Dataset:
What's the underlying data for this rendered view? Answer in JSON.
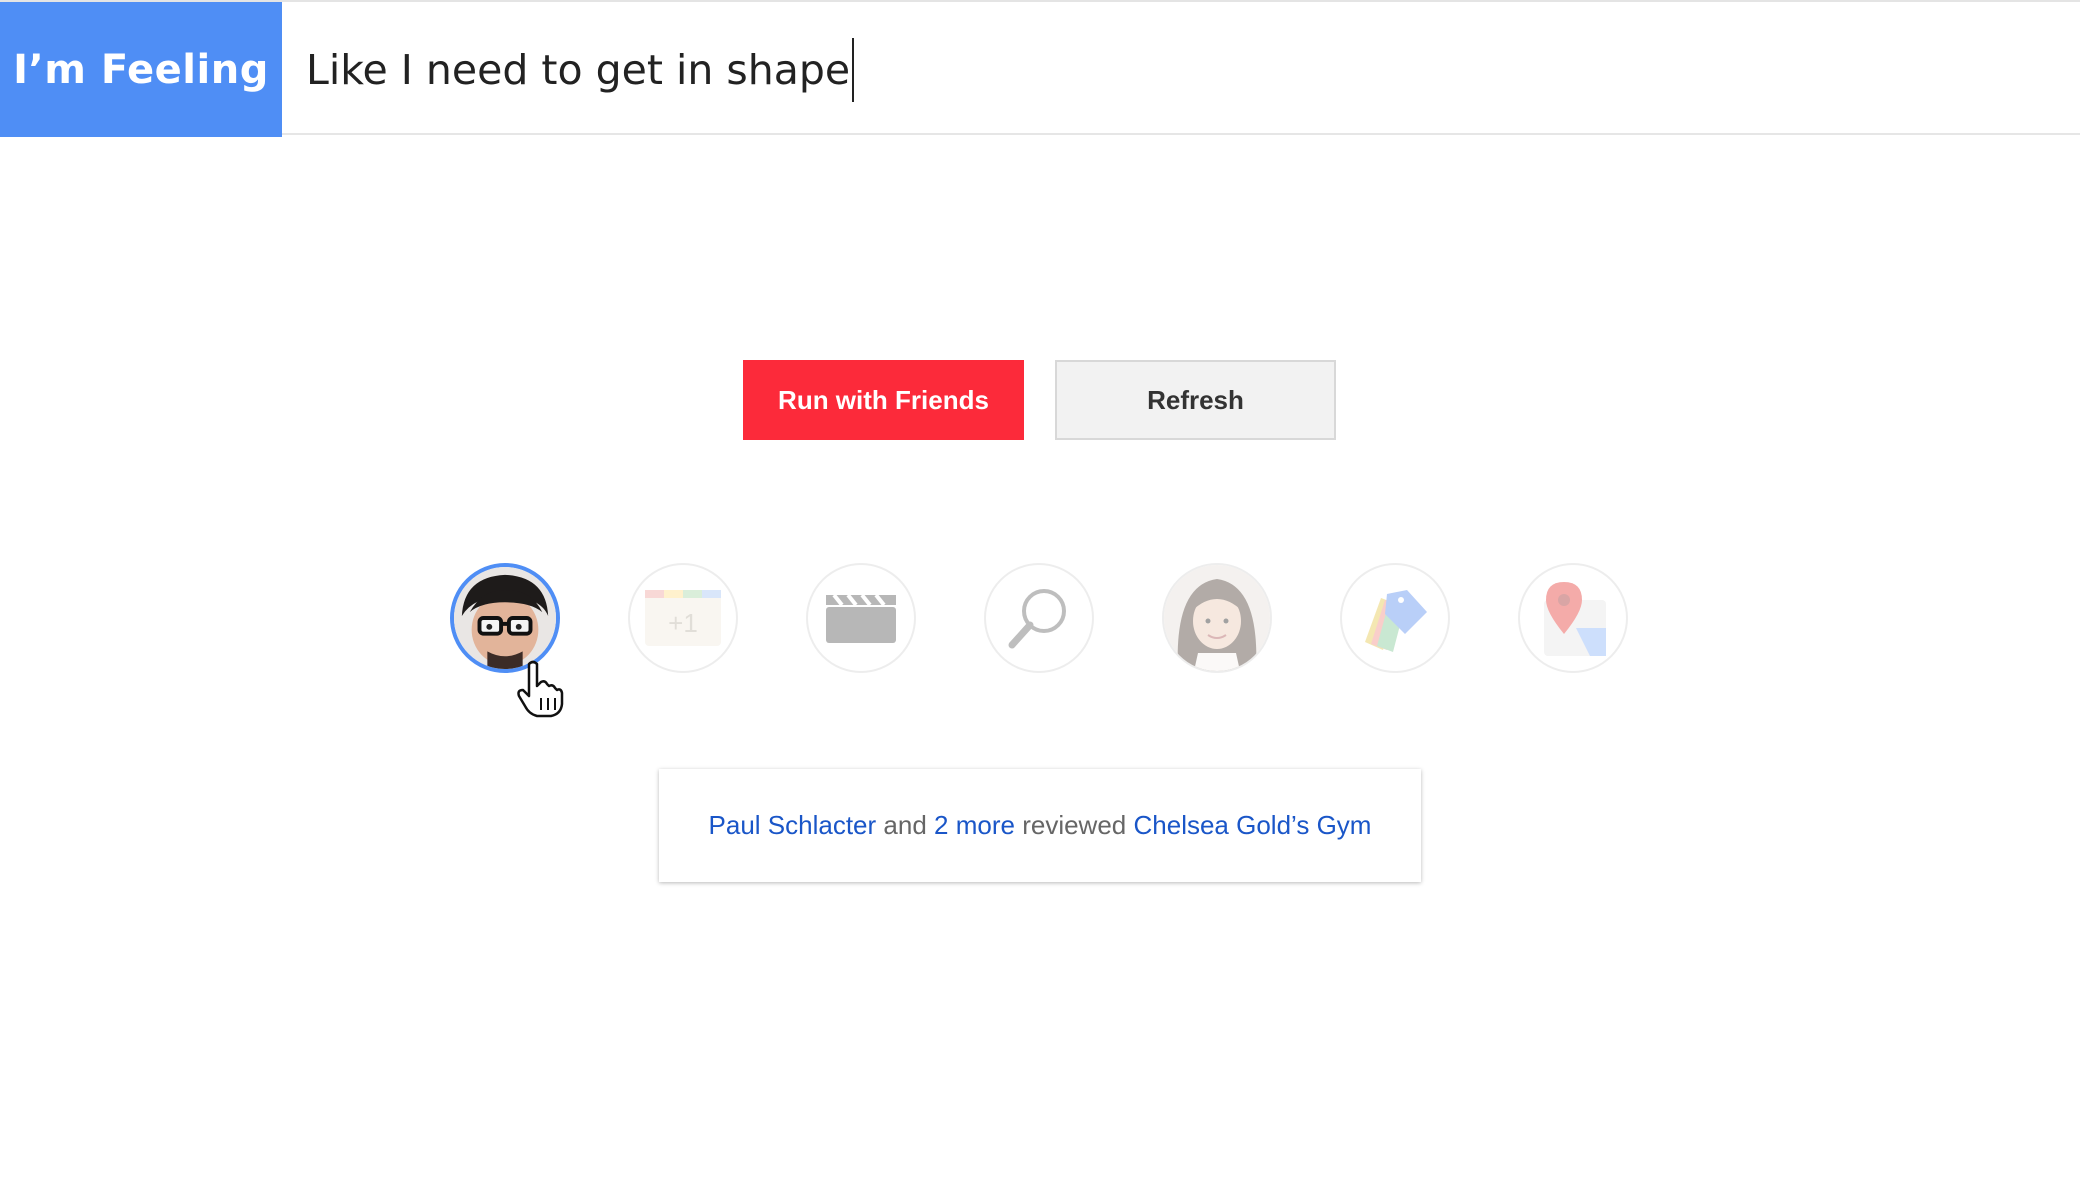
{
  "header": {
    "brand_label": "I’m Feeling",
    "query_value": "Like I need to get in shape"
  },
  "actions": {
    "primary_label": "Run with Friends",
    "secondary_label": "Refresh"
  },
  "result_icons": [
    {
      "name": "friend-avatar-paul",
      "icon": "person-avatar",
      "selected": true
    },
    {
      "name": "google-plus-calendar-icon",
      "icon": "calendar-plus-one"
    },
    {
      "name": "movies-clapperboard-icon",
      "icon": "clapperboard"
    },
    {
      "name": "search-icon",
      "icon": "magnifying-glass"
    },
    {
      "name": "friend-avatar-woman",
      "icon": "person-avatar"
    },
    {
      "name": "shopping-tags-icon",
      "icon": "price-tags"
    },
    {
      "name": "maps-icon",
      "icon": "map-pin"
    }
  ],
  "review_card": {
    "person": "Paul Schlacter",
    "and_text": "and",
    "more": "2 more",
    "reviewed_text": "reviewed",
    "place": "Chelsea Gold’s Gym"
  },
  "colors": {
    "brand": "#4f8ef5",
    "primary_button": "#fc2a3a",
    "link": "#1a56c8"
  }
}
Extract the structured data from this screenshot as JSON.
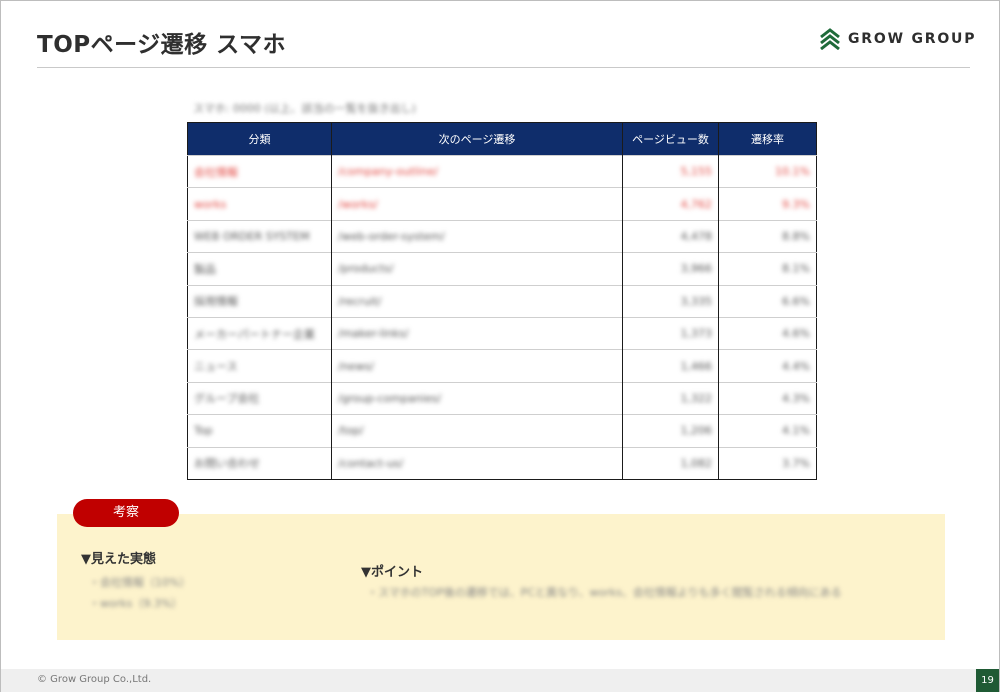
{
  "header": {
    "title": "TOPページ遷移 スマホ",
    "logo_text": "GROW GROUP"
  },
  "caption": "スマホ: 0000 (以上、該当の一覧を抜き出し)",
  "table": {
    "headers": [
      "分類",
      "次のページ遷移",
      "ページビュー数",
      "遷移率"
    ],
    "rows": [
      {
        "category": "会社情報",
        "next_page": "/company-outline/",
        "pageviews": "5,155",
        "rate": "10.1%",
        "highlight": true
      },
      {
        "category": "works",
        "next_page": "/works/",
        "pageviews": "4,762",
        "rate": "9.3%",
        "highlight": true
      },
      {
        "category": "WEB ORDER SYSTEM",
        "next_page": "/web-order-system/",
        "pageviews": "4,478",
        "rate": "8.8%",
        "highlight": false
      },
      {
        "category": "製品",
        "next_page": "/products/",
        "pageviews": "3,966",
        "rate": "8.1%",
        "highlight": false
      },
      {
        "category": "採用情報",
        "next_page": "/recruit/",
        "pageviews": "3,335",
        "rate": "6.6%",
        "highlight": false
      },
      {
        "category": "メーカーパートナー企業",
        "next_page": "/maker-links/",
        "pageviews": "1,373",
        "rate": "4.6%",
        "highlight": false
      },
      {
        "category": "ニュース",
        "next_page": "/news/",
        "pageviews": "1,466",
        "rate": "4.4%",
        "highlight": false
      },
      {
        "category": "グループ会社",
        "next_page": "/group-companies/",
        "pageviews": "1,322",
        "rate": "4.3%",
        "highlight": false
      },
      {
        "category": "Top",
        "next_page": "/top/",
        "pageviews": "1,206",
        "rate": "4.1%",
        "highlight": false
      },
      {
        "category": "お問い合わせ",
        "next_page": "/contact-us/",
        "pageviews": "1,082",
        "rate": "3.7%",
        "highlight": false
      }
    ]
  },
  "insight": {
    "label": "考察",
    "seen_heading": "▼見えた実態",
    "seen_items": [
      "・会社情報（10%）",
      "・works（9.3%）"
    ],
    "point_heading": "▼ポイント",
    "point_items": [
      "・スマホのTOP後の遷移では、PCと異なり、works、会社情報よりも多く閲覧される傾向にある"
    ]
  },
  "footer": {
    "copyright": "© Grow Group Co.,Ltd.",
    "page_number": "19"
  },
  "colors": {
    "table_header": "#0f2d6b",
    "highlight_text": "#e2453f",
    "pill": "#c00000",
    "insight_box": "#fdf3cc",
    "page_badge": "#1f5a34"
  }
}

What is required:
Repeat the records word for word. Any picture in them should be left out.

Response to the exercise:
What's the underlying data for this rendered view? Answer in JSON.
{
  "header": {
    "brand_label": "I’m Feeling",
    "query_value": "Like I need to get in shape"
  },
  "actions": {
    "primary_label": "Run with Friends",
    "secondary_label": "Refresh"
  },
  "result_icons": [
    {
      "name": "friend-avatar-paul",
      "icon": "person-avatar",
      "selected": true
    },
    {
      "name": "google-plus-calendar-icon",
      "icon": "calendar-plus-one"
    },
    {
      "name": "movies-clapperboard-icon",
      "icon": "clapperboard"
    },
    {
      "name": "search-icon",
      "icon": "magnifying-glass"
    },
    {
      "name": "friend-avatar-woman",
      "icon": "person-avatar"
    },
    {
      "name": "shopping-tags-icon",
      "icon": "price-tags"
    },
    {
      "name": "maps-icon",
      "icon": "map-pin"
    }
  ],
  "review_card": {
    "person": "Paul Schlacter",
    "and_text": "and",
    "more": "2 more",
    "reviewed_text": "reviewed",
    "place": "Chelsea Gold’s Gym"
  },
  "colors": {
    "brand": "#4f8ef5",
    "primary_button": "#fc2a3a",
    "link": "#1a56c8"
  }
}
Extract the structured data from this screenshot as JSON.
{
  "header": {
    "title": "TOPページ遷移 スマホ",
    "logo_text": "GROW GROUP"
  },
  "caption": "スマホ: 0000 (以上、該当の一覧を抜き出し)",
  "table": {
    "headers": [
      "分類",
      "次のページ遷移",
      "ページビュー数",
      "遷移率"
    ],
    "rows": [
      {
        "category": "会社情報",
        "next_page": "/company-outline/",
        "pageviews": "5,155",
        "rate": "10.1%",
        "highlight": true
      },
      {
        "category": "works",
        "next_page": "/works/",
        "pageviews": "4,762",
        "rate": "9.3%",
        "highlight": true
      },
      {
        "category": "WEB ORDER SYSTEM",
        "next_page": "/web-order-system/",
        "pageviews": "4,478",
        "rate": "8.8%",
        "highlight": false
      },
      {
        "category": "製品",
        "next_page": "/products/",
        "pageviews": "3,966",
        "rate": "8.1%",
        "highlight": false
      },
      {
        "category": "採用情報",
        "next_page": "/recruit/",
        "pageviews": "3,335",
        "rate": "6.6%",
        "highlight": false
      },
      {
        "category": "メーカーパートナー企業",
        "next_page": "/maker-links/",
        "pageviews": "1,373",
        "rate": "4.6%",
        "highlight": false
      },
      {
        "category": "ニュース",
        "next_page": "/news/",
        "pageviews": "1,466",
        "rate": "4.4%",
        "highlight": false
      },
      {
        "category": "グループ会社",
        "next_page": "/group-companies/",
        "pageviews": "1,322",
        "rate": "4.3%",
        "highlight": false
      },
      {
        "category": "Top",
        "next_page": "/top/",
        "pageviews": "1,206",
        "rate": "4.1%",
        "highlight": false
      },
      {
        "category": "お問い合わせ",
        "next_page": "/contact-us/",
        "pageviews": "1,082",
        "rate": "3.7%",
        "highlight": false
      }
    ]
  },
  "insight": {
    "label": "考察",
    "seen_heading": "▼見えた実態",
    "seen_items": [
      "・会社情報（10%）",
      "・works（9.3%）"
    ],
    "point_heading": "▼ポイント",
    "point_items": [
      "・スマホのTOP後の遷移では、PCと異なり、works、会社情報よりも多く閲覧される傾向にある"
    ]
  },
  "footer": {
    "copyright": "© Grow Group Co.,Ltd.",
    "page_number": "19"
  },
  "colors": {
    "table_header": "#0f2d6b",
    "highlight_text": "#e2453f",
    "pill": "#c00000",
    "insight_box": "#fdf3cc",
    "page_badge": "#1f5a34"
  }
}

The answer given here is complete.